> PROBLEM DESCRIPTION
Your job is to copy every line in the material containing the word "close".

> DATA FOR ANALYSIS
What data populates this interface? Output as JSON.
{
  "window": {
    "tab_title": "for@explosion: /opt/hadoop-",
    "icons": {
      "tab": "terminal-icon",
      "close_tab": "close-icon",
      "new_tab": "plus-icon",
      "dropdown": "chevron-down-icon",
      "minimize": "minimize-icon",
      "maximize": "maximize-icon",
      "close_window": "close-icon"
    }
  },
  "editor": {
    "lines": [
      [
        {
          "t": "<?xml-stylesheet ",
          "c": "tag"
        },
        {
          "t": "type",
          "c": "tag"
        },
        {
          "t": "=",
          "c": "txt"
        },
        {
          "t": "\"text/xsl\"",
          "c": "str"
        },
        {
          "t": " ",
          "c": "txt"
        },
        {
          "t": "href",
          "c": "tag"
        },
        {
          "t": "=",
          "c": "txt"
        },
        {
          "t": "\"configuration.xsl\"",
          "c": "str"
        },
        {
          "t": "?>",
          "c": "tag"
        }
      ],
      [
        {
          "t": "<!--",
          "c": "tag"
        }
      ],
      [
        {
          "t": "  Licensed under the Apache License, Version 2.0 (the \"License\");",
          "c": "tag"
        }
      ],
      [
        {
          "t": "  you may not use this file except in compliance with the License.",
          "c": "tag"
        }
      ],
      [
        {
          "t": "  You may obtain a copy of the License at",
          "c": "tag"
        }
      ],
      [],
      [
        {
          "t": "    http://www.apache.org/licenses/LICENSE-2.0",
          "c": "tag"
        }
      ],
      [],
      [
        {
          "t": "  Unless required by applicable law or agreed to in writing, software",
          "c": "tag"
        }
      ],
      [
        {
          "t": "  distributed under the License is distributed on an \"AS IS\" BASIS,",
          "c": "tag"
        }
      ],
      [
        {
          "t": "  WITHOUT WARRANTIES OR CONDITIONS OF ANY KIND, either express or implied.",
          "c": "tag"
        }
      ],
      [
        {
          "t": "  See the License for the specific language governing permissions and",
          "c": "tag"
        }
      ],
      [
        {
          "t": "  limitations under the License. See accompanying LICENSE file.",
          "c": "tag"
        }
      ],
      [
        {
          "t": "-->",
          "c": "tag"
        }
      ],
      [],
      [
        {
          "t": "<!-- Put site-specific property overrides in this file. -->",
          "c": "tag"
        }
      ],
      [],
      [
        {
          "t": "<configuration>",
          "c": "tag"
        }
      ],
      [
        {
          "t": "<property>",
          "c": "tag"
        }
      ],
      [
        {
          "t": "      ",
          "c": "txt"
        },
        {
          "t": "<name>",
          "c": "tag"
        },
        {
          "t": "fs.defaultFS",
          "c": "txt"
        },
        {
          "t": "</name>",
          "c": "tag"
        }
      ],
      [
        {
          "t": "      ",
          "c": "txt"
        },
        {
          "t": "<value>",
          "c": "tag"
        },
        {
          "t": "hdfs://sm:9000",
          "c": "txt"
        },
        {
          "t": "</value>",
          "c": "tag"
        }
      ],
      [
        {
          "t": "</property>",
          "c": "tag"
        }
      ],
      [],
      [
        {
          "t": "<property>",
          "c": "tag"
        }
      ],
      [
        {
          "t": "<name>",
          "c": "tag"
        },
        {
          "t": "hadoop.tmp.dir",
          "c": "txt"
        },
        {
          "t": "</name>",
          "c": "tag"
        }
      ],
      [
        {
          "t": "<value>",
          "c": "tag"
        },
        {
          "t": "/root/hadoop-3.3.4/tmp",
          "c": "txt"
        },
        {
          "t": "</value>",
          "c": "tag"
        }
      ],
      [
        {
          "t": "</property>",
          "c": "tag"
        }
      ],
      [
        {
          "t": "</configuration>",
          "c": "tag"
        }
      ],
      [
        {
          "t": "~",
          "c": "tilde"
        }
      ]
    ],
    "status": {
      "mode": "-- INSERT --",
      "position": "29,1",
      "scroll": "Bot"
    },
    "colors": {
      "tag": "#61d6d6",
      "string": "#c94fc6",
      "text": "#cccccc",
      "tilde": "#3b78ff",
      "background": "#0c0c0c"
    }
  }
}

> ANSWER
      "close_tab": "close-icon",
      "close_window": "close-icon"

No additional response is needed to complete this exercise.